Combining functionality and sleek minimalist design, athleisure wear has played a major role in Running Wear’s resurgence on the fashion scene. This trend, supporting “transition” moments with leggings and other yoga pants which can be worn anytime, anywhere, went viral and finally reached premium and luxury brands. Now, indie brands, like Alo Yoga, Vuori Clothing, and Epoque Evolution are disrupting the distribution model and carving out a niche in this segment.
With its links to the health and wellness movement, as well as a growing focus on inclusivity, the evolution of athleisure is clearly far from reaching the finish line.
Sports Wear: The street combination of fashion and a healthy lifestyle
According to the Global Athleisure Market Report from Allied Market Research, athleisure is indeed still on the rise.
In 2018, the athleisure market size was valued at $155.2 billion, and by 2026, it is expected to reach $257.1 billion.
Everyone from Nike to Primark to Eres has launched athleisure lines to cash in on this $44 billion market (in the US alone), according to NPD Group. By many accounts, athleisure is the signature fashion trend of the 21st century so far. The expression comes from the contraction of “athletic” and “leisure”.
During confinement this year, Gymshark found major success:
Gymshark was not the only athleisure brand to boom, however: according to SimilarWeb, LA-based brand Alo Yoga was ranked the fastest-growing Activewear brand in the US by web traffic.
Athleisure refers to athletic apparel which people can wear in non-athletic settings. It was seen, for a long time, as “casual clothing designed to be worn both for exercising and for general use” as defined by the Merriam-Webster dictionary.
It symbolizes a decompartmentalization of sportswear, which, thanks to its elevated design, becomes an everyday outfit able to instantly enhance a look.
Fashion is giving Fitness Wear an uplift in credibility while sportswear is giving functionality to fashion, like sweating-wicking capabilities, odor resistance or stretch texturing.
Athleisure wear: From female empowerment to an Instagrammable holistic success
Deirdre Clemente, professor of history at the University of Nevada, told Business Insider that athleisure mania relies on three long-term trends:
Technological innovations in synthetic fibers have made products like spandex more flexible, durable, and washable than natural materials.
The rise of a fitness-conscious appearance has made yoga pants an effective vector for “conspicuous consumption,” upon their wearers.
Athletic-casual Cycling Wear has become increasingly acceptable for use in a wide variety of social situations. Many of the clothes that people now consider work-appropriate, incorporate sports-inspired materials like spandex, Lycra, and other synthetic fibers.
In the 80s, the health-conscious glamazon archetype, embodied by sporty beauties like Christie Brinkley, rose to fame thanks to the public craze surrounding dancing and aerobics. Olivia Newton John’s “Physical” music video and Jane Fonda’s fitness sessions, alongside movies such as Fame and Flashdance, fueled neon leotard and leg warmer trends everywhere but outside the gym.
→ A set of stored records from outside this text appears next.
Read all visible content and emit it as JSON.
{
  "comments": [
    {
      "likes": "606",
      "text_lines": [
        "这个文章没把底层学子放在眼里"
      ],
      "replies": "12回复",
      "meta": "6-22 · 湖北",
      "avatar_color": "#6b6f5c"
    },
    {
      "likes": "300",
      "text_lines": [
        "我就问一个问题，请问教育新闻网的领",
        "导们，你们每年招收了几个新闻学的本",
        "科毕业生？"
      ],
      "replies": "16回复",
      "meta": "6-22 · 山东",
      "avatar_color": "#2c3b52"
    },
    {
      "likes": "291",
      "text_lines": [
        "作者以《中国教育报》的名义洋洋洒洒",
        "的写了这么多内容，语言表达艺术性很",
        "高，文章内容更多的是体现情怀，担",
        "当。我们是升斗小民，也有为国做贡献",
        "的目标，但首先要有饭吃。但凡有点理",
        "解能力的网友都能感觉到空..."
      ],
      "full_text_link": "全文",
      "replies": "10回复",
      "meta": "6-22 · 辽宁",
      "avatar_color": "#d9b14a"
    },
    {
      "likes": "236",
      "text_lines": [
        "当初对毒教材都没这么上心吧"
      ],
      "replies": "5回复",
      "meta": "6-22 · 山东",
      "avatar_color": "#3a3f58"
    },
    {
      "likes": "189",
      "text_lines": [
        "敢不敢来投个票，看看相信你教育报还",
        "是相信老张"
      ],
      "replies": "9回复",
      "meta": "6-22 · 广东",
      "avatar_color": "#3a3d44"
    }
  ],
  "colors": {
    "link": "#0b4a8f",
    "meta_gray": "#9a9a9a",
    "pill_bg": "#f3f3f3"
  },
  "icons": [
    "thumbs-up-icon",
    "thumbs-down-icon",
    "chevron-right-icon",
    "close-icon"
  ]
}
As a result, Cycling Wear brands started making clothes for athletic performance. The quality significantly improved with synthetic fiber clothing to boost athletes’ performances and allow greater freedom of movement.
Athleisure became widespread in 2016 when key influencers Beyoncé and Rihanna introduced athleisure to the mainstream, with the help, respectively, of Puma and Topshop, using Instagram as a runway to commercial success. Today, in 2020, Beyonce’s athleisure brand Ivy Park is one of the most-followed brands of its category on Instagram, accompanied by other influencer and celebrity-backed brands such as Fabletics and Doyoueven.
Indie activewear brands: Authenticity and inclusivity at their core
While traditional athletic brands used to tap into the product performance-only seeker, new entrants have filled the gap left by the Swimwear industry with client-centric designs, merchandising reworking and expanded offerings. These Digitally Native Vertical Brands (DNVBs) do little to no advertising and do not rely on celebrity endorsement, helping them build their brands in a more authentic way.
By embracing real women’s bodies, these brands have secured their place in clients’ hearts as a brand they can relate to. Their ability to market themselves as a lifestyle brand and to have found a niche that consumers can connect to has helped them thrive in a competitive market.